Extracted data>
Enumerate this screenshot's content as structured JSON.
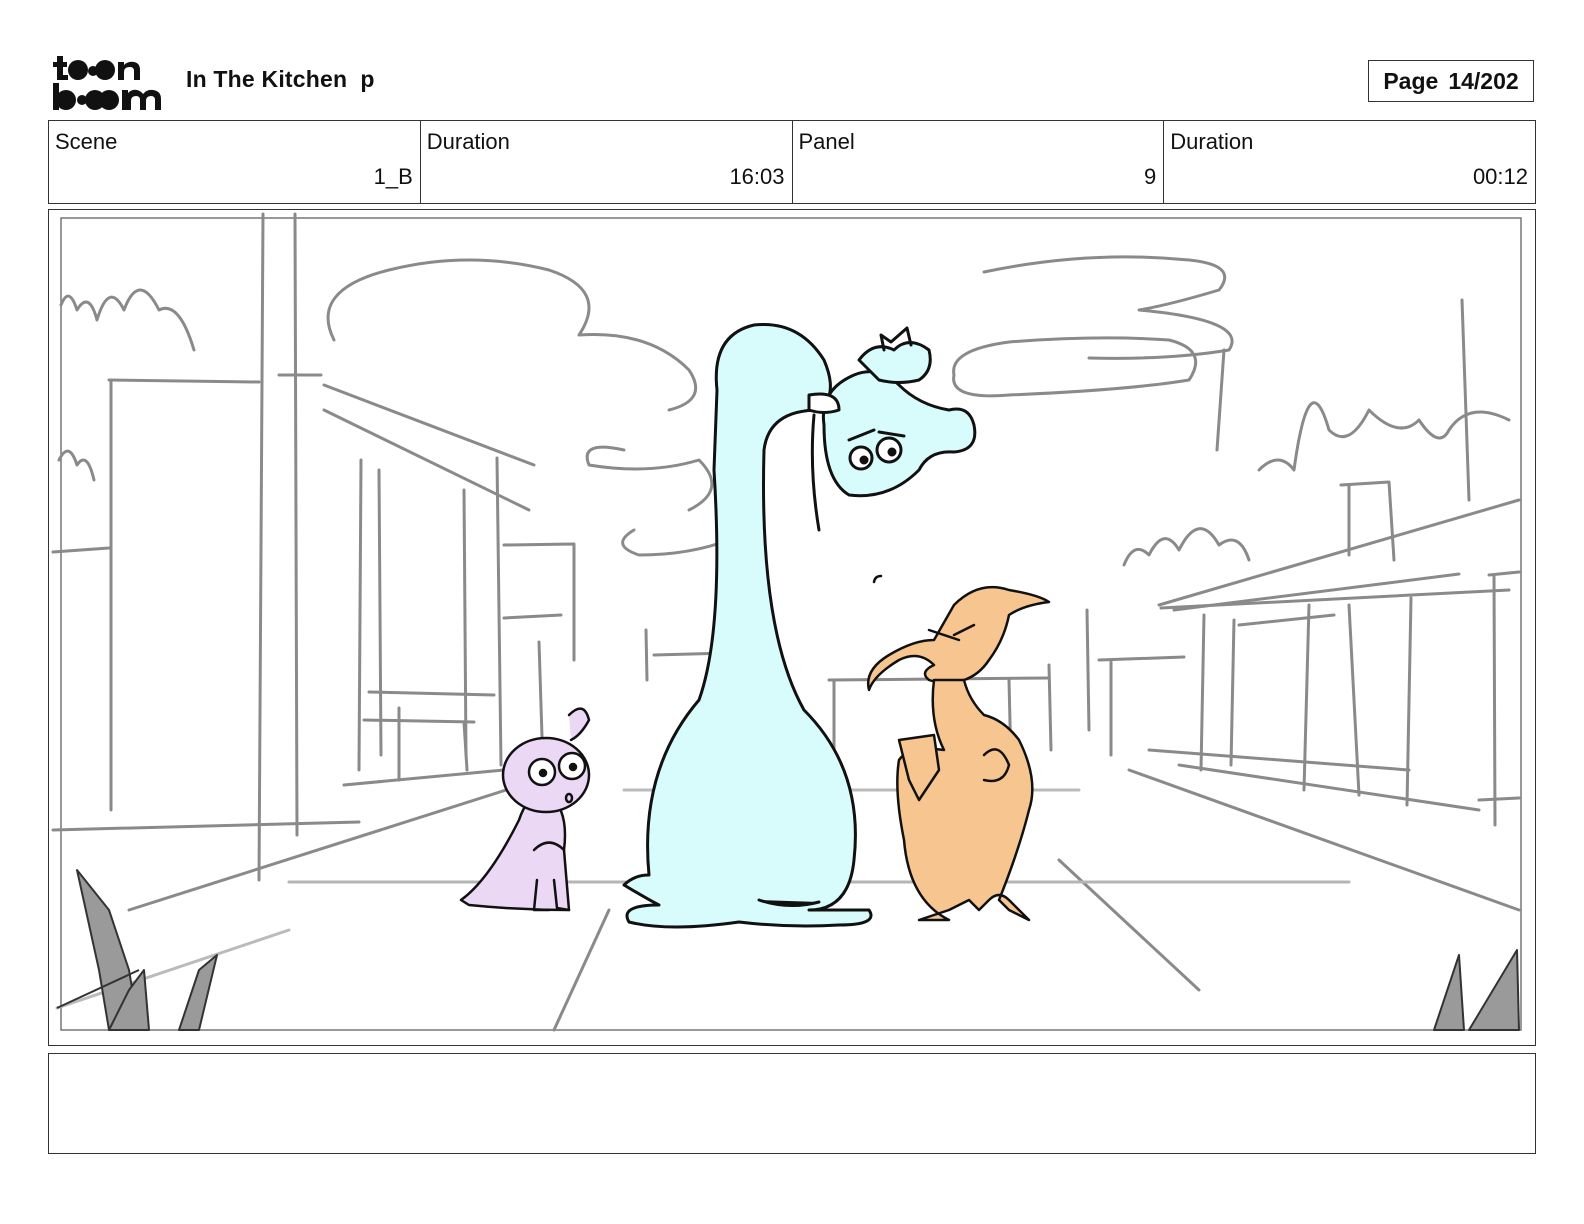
{
  "header": {
    "project_title": "In The Kitchen  p",
    "page_label": "Page",
    "page_value": "14/202"
  },
  "info": {
    "scene_label": "Scene",
    "scene_value": "1_B",
    "scene_duration_label": "Duration",
    "scene_duration_value": "16:03",
    "panel_label": "Panel",
    "panel_value": "9",
    "panel_duration_label": "Duration",
    "panel_duration_value": "00:12"
  },
  "notes": {
    "text": ""
  },
  "colors": {
    "sketch_gray": "#8a8a8a",
    "dino_fill": "#d8fbfb",
    "bird_fill": "#f7c590",
    "kid_fill": "#ead8f4",
    "outline": "#111111"
  }
}
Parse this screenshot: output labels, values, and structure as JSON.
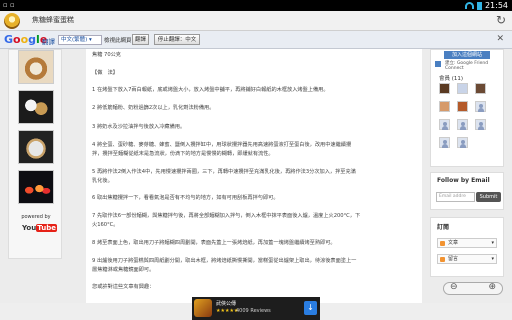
{
  "status_bar": {
    "notif_glyph": "▫ ▫",
    "time": "21:54"
  },
  "app_header": {
    "title": "焦糖蜂蜜蛋糕",
    "refresh_icon": "↻"
  },
  "translate_bar": {
    "google_letters": [
      "G",
      "o",
      "o",
      "g",
      "l",
      "e"
    ],
    "translate_label": "翻譯",
    "language": "中文(繁體) ▾",
    "view_label": "檢視此網頁",
    "translate_button": "翻譯",
    "stop_button": "停止翻譯：中文",
    "close_icon": "✕"
  },
  "left_sidebar": {
    "powered_by": "powered by",
    "youtube_you": "You",
    "youtube_tube": "Tube"
  },
  "article": {
    "lines": [
      "焦糖 70公克",
      "【做　法】",
      "1 在烤盤下放入7兩白報紙，底或烤盤大小，放入烤盤中舖平，再將鋪好白報紙的木框放入烤盤上備用。",
      "2 將低筋麵粉、奶粉過篩2次以上，乳化劑法粉備用。",
      "3 將奶水及沙拉油拌勻後放入冷藏備用。",
      "4 將全蛋、蛋砂糖、麥芽糖、蜂蜜、鹽倒入攪拌缸中，用球狀攪拌器先用高速將蛋液打至蛋白後，改用中速繼續攪",
      "拌，攪拌至麵糊從紙末是急流狀，份滴下的地方是慢慢的糊轉，即緩就有流性。",
      "5 再將作法2倒入作法4中，先用慢速攪拌兩圈，三下，再轉中速攪拌至充滿乳化後，再將作法3分次加入，拌至充滿",
      "乳化後。",
      "6 取出焦糖攪拌一下，看看氣泡是否有不均勻的地方，如有可用刮板再拌勻即可。",
      "7 先取作法6一部份麵糊，與焦糖拌勻後，再將全部麵糊加入拌勻，倒入木框中抹平表面後入爐，溫度上火200°C，下",
      "火160°C。",
      "8 烤至表面上色，取出用刀子將麵糊四周劃開，表面先蓋上一張烤焙紙，再加蓋一塊烤盤繼續烤至熟即可。",
      "9 出爐後用刀子將蛋糕與四周紙劃分開，取出木框，將烤焙紙撕慢撕開，當糕蛋從出爐架上取出，待涼後表面塗上一",
      "層焦糖淋或焦糖鏡面即可。",
      "您或許對這些文章有興趣："
    ]
  },
  "right_sidebar": {
    "join_button": "加入這個網站",
    "gfc_line1": "建立: Google Friend",
    "gfc_line2": "Connect",
    "members_label": "會員 (11)",
    "follow_title": "Follow by Email",
    "email_placeholder": "Email addre",
    "submit_label": "Submit",
    "subscribe_title": "訂閱",
    "feed_posts": "文章",
    "feed_comments": "留言"
  },
  "zoom": {
    "minus": "⊖",
    "plus": "⊕"
  },
  "ad": {
    "title": "武俠公傳",
    "stars": "★★★★★",
    "reviews": "4009 Reviews",
    "download_icon": "↓"
  }
}
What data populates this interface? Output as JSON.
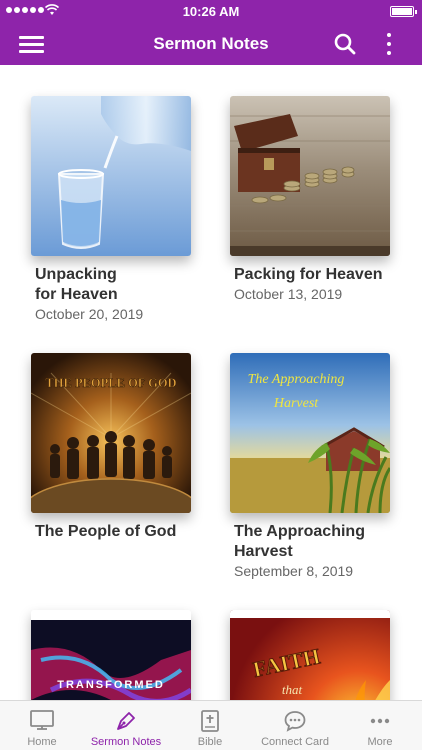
{
  "status_bar": {
    "time": "10:26 AM"
  },
  "header": {
    "title": "Sermon Notes"
  },
  "sermons": [
    {
      "title": "Unpacking\nfor Heaven",
      "date": "October 20, 2019",
      "image": "water-pouring-into-glass"
    },
    {
      "title": "Packing for Heaven",
      "date": "October 13, 2019",
      "image": "treasure-chest-with-coins"
    },
    {
      "title": "The People of God",
      "date": "",
      "image": "people-silhouettes-on-globe",
      "image_text": "THE PEOPLE OF GOD"
    },
    {
      "title": "The Approaching\nHarvest",
      "date": "September 8, 2019",
      "image": "cornfield-with-barn",
      "image_text": [
        "The Approaching",
        "Harvest"
      ]
    },
    {
      "title": "",
      "date": "",
      "image": "transformed-banner",
      "image_text": "TRANSFORMED"
    },
    {
      "title": "",
      "date": "",
      "image": "faith-flames-banner",
      "image_text": [
        "FAITH",
        "that"
      ]
    }
  ],
  "tab_bar": {
    "items": [
      {
        "label": "Home",
        "icon": "monitor-icon"
      },
      {
        "label": "Sermon Notes",
        "icon": "pen-icon",
        "active": true
      },
      {
        "label": "Bible",
        "icon": "bible-icon"
      },
      {
        "label": "Connect Card",
        "icon": "chat-bubble-icon"
      },
      {
        "label": "More",
        "icon": "ellipsis-icon"
      }
    ]
  },
  "colors": {
    "brand": "#8e24aa",
    "tab_inactive": "#8a8a8a"
  }
}
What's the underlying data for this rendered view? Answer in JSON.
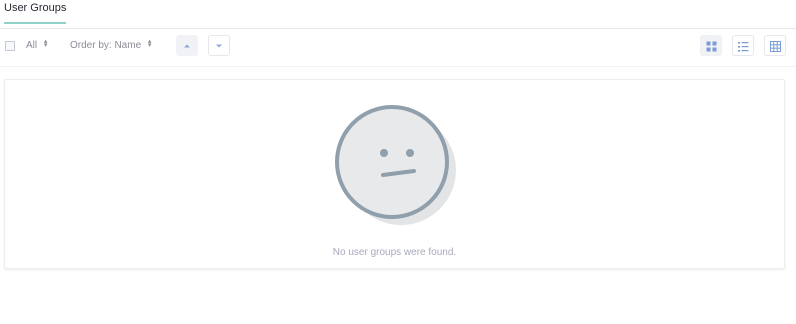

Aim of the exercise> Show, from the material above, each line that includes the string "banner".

Answer space>
      "image": "transformed-banner",
      "image": "faith-flames-banner",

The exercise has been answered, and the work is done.